Voi is one of the fastest-growing mobility companies in the world. Born in Sweden, they drive innovation through state-of-the-art hardware and software solutions, shaping the future of sustainable transportation and urban development.
The company offer a radically new approach to urban mobility, they revolutionise the way people move around, for greener cities and healthier communities, fueled by passion.
Voi has a vision to shift towards an urban mobility paradigm focused on community, inclusivity, environment and climate rather than individual car use. We aim for a tomorrow in which city dwellers live and move in a safe and healthy environment with less pollution, less noise and less stress.
“The future we see is a sustainable one where circularity is the norm and shared mobility the way to go. Where individuals, businesses and governments alike take responsibility and strive to reduce their climate impact, help to protect our planet and contribute to more liveable cities for all.”
MOVE spoke to Jack Samler, Regional General Manager for the UK, Ireland and France at Voi. Within this interview Jack touches on the importance of micromobility within cities and how it can be better integrated onto our streets.
Q: For those who may not know, tell us about Voi and what you do.
Voi is Europe’s leading micromobility operator, founded in Sweden in 2018. We run shared e-scooter and e-bike schemes across the whole of Europe, in partnership with local communities. We want to ensure that the micromobility transformation happens the right way – through innovative technology, open and transparent dialogue with towns, cities and governments and by adapting our products to local needs. Voi operates in over 100 towns and cities across 11 countries.
I am Regional General Manager for the UK, Ireland and France, leading a team of 250 fantastic people. I’m responsible for our business in these three countries, from setting our commercial strategy and driving operational performance, to liaising with national government and local authorities.
Q: Voi, along with many other leading micromobility providers, published ten recommendations for cities to better integrate shared micromobility vehicles onto their streets. How did this come about? What does it hope to achieve?
Micromobility companies such as Voi have made great strides since we started operating shared e-scooter and e-bike services. We’ve learnt what works well and what doesn’t. For the industry to survive – which it needs to do for the sake of our cities and towns and for our children who deserve to live in communities with clean air and less congestion – we need to share these learnings with cities. New cities and towns considering micromobility now have a ready-made framework to enable a smooth introduction of this new form of transport. Cities who have already adopted micromobility can also use the report to make improvements to their schemes if necessary.
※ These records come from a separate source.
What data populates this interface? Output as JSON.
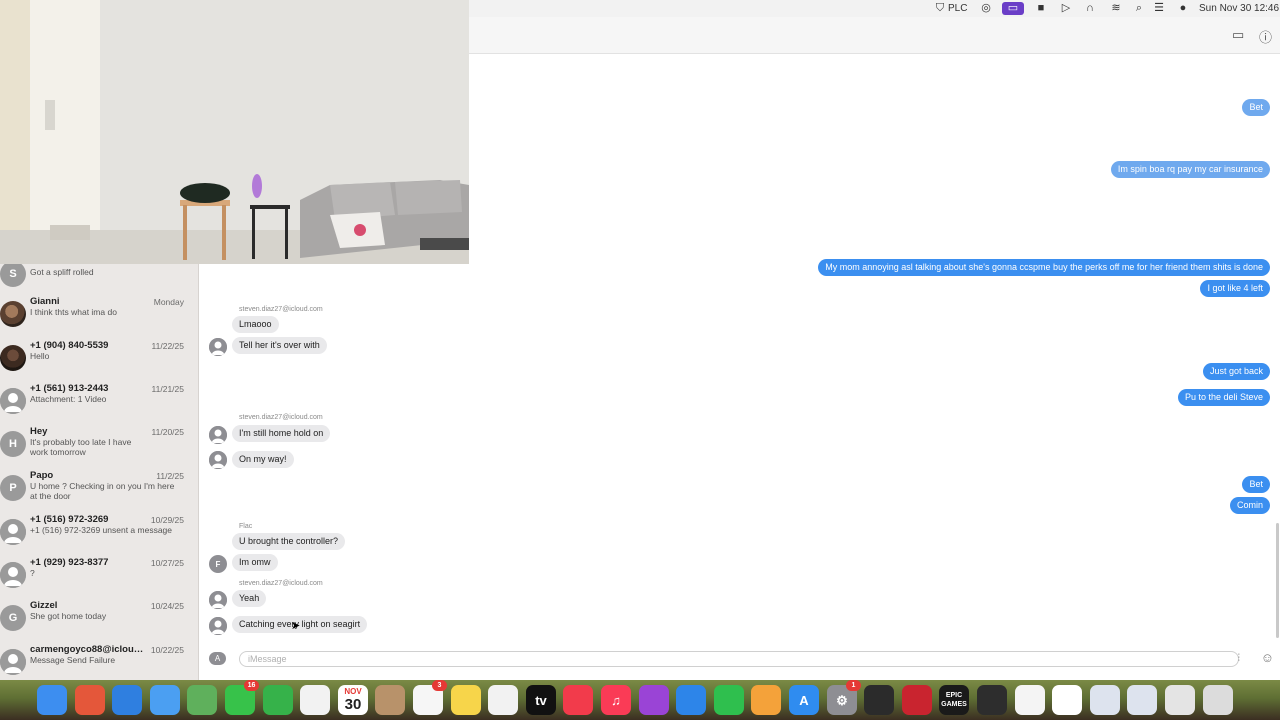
{
  "menubar": {
    "items": [
      {
        "icon": "shield-icon",
        "text": ""
      },
      {
        "icon": "",
        "text": "PLC"
      },
      {
        "icon": "creative-cloud-icon",
        "text": ""
      },
      {
        "icon": "screen-mirror-icon",
        "text": ""
      },
      {
        "icon": "video-camera-icon",
        "text": ""
      },
      {
        "icon": "play-icon",
        "text": ""
      },
      {
        "icon": "headphones-icon",
        "text": ""
      },
      {
        "icon": "wifi-icon",
        "text": ""
      },
      {
        "icon": "spotlight-search-icon",
        "text": ""
      },
      {
        "icon": "control-center-icon",
        "text": ""
      },
      {
        "icon": "siri-icon",
        "text": ""
      }
    ],
    "datetime": "Sun Nov 30  12:46"
  },
  "chat_header": {
    "icons": [
      "facetime-video-icon",
      "info-icon"
    ]
  },
  "sidebar": {
    "conversations": [
      {
        "initial": "S",
        "name": "",
        "date": "",
        "preview": "Got a spliff rolled",
        "avatar": "letter"
      },
      {
        "initial": "",
        "name": "Gianni",
        "date": "Monday",
        "preview": "I think thts what ima do",
        "avatar": "photo"
      },
      {
        "initial": "",
        "name": "+1 (904) 840-5539",
        "date": "11/22/25",
        "preview": "Hello",
        "avatar": "photo"
      },
      {
        "initial": "",
        "name": "+1 (561) 913-2443",
        "date": "11/21/25",
        "preview": "Attachment: 1 Video",
        "avatar": "person"
      },
      {
        "initial": "H",
        "name": "Hey",
        "date": "11/20/25",
        "preview": "It's probably too late I have work tomorrow",
        "avatar": "letter"
      },
      {
        "initial": "P",
        "name": "Papo",
        "date": "11/2/25",
        "preview": "U home ? Checking in on you I'm here at the door",
        "avatar": "letter"
      },
      {
        "initial": "",
        "name": "+1 (516) 972-3269",
        "date": "10/29/25",
        "preview": "+1 (516) 972-3269 unsent a message",
        "avatar": "person"
      },
      {
        "initial": "",
        "name": "+1 (929) 923-8377",
        "date": "10/27/25",
        "preview": "?",
        "avatar": "person"
      },
      {
        "initial": "G",
        "name": "Gizzel",
        "date": "10/24/25",
        "preview": "She got home today",
        "avatar": "letter"
      },
      {
        "initial": "",
        "name": "carmengoyco88@icloud....",
        "date": "10/22/25",
        "preview": "Message Send Failure",
        "avatar": "person"
      }
    ]
  },
  "messages": {
    "outgoing": [
      "Bet",
      "Im spin boa rq pay my car insurance",
      "My mom annoying asl talking about she's gonna ccspme buy the perks off me for her friend them shits is done",
      "I got like 4 left",
      "Just got back",
      "Pu to the deli Steve",
      "Bet",
      "Comin"
    ],
    "incoming": [
      {
        "sender": "steven.diaz27@icloud.com",
        "text": "Lmaooo"
      },
      {
        "sender": "",
        "text": "Tell her it's over with"
      },
      {
        "sender": "steven.diaz27@icloud.com",
        "text": "I'm still home hold on"
      },
      {
        "sender": "",
        "text": "On my way!"
      },
      {
        "sender": "Flac",
        "text": "U brought the controller?"
      },
      {
        "sender": "",
        "text": "Im omw"
      },
      {
        "sender": "steven.diaz27@icloud.com",
        "text": "Yeah"
      },
      {
        "sender": "",
        "text": "Catching every light on seagirt"
      }
    ],
    "avatar_initial_flac": "F"
  },
  "input": {
    "placeholder": "iMessage",
    "apps_label": "A"
  },
  "dock": {
    "apps": [
      {
        "name": "finder-icon",
        "color": "#3d8ef0",
        "label": ""
      },
      {
        "name": "launchpad-icon",
        "color": "#e4573a",
        "label": ""
      },
      {
        "name": "safari-icon",
        "color": "#2f7fe0",
        "label": ""
      },
      {
        "name": "mail-icon",
        "color": "#4b9ff2",
        "label": ""
      },
      {
        "name": "maps-icon",
        "color": "#5fb05c",
        "label": ""
      },
      {
        "name": "messages-icon",
        "color": "#37c24a",
        "label": "",
        "badge": "16"
      },
      {
        "name": "facetime-icon",
        "color": "#36b24a",
        "label": ""
      },
      {
        "name": "photos-icon",
        "color": "#f2f2f2",
        "label": ""
      },
      {
        "name": "calendar-icon",
        "color": "#ffffff",
        "label": "30",
        "month": "NOV"
      },
      {
        "name": "contacts-icon",
        "color": "#b8926a",
        "label": ""
      },
      {
        "name": "reminders-icon",
        "color": "#f6f6f6",
        "label": "",
        "badge": "3"
      },
      {
        "name": "notes-icon",
        "color": "#f7d54a",
        "label": ""
      },
      {
        "name": "freeform-icon",
        "color": "#f2f2f2",
        "label": ""
      },
      {
        "name": "apple-tv-icon",
        "color": "#111111",
        "label": "tv"
      },
      {
        "name": "news-icon",
        "color": "#f23b4b",
        "label": ""
      },
      {
        "name": "music-icon",
        "color": "#fa3b56",
        "label": "♫"
      },
      {
        "name": "podcasts-icon",
        "color": "#9a44d6",
        "label": ""
      },
      {
        "name": "keynote-icon",
        "color": "#2d85e9",
        "label": ""
      },
      {
        "name": "numbers-icon",
        "color": "#2fbf4e",
        "label": ""
      },
      {
        "name": "pages-icon",
        "color": "#f4a23a",
        "label": ""
      },
      {
        "name": "app-store-icon",
        "color": "#2f8cf0",
        "label": "A"
      },
      {
        "name": "system-settings-icon",
        "color": "#8e8e93",
        "label": "⚙",
        "badge": "1"
      },
      {
        "name": "garageband-icon",
        "color": "#2b2b2b",
        "label": ""
      },
      {
        "name": "photo-booth-icon",
        "color": "#c9242f",
        "label": ""
      },
      {
        "name": "epic-games-icon",
        "color": "#1a1a1a",
        "label": "EPIC GAMES"
      },
      {
        "name": "activity-monitor-icon",
        "color": "#2d2d2d",
        "label": ""
      },
      {
        "name": "document-icon",
        "color": "#f4f4f4",
        "label": ""
      },
      {
        "name": "music-file-icon",
        "color": "#ffffff",
        "label": ""
      },
      {
        "name": "window-thumbnail-icon",
        "color": "#dde3ee",
        "label": ""
      },
      {
        "name": "window-thumbnail-icon-2",
        "color": "#dde3ee",
        "label": ""
      },
      {
        "name": "window-thumbnail-icon-3",
        "color": "#e4e4e4",
        "label": ""
      },
      {
        "name": "trash-icon",
        "color": "#dcdcdc",
        "label": ""
      }
    ]
  }
}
We believe that we’ve together created an excellent common framework, covering basics such as fees, contracts and operational best practices to give micromobility the best chance of functioning well which is better for riders, for cities and for the industry.
Q: Did the recent legislation passed in Paris play a factor in this? To ensure cities are educated on how to help micromobility providers?
This joint stance pre-dated the result of the Paris referendum. However, we can’t deny it would have been fantastic if it had exerted a positive influence on the referendum result. If there had been more guidance available to Paris on how to successfully manage micromobilityschemes a year or so ago, perhaps we would never have had a referendum in Paris, or at least the result might have been different. France’s transport minister Clément Beaune has drawn up a Charter to guide operators in France – so there is a bigger move towards appropriate regulation generally. The Minister also published some recommendations for cities who want to adopt e-scooters. Micromobility has come along and disrupted incumbent forms of transport, offering a new sustainable alternative to cars. To become the norm, we need towns and cities to adopt a common operating framework which works well for operators and towns/cities.
Q: What can we expect to see from Voi in the next 12-18 months?
Globally, we intend to win more tenders, both in cities/towns where we currently operate as well as in new cities and towns, increasing our ridership and working towards our goal of safe, sustainable and reliable micromobility for everyone. We will continue to develop our product, both the hardware and software, with emphasis on safety and parking solutions. While nurturing existing partnerships, we will also seek new partnerships where relevant to our vision of cities made for living, free from noise and air pollution. We have a strong focus on achieving steady profitability and stability as we mature as a company.
In the UK, we are looking forward to legislation finally completing to provide a secure and sustainable future for the industry.
Q: What will you be touching on at MOVE 2023
A big focus for Voi in the UK is establishing permanence for shared e-scooter schemes. As you know, we’re still operating in government trials. Instead of indefinitely extending the deadline of trials, we need the government to pass e-scooter legislation to end the trials and make e-scooters a permanent solution for towns, cities and communities who want to benefit from the great net zero transport solution we provide. This surety will allow for investment, which in turn will drive continued innovation and improvement across the sector.
Q: What are you excited for about the event?
As usual there’s a great line-up of speakers and events at MOVE 2023. I’m looking forward to hearing what other people in the industry have to say, to meeting colleagues from across the industry and to the interesting discussions and conversations that the event provokes. Most of all, I’m looking forward to hearing new perspectives, being challenged, and taking learnings back to Voi so we can continue improving our proposition.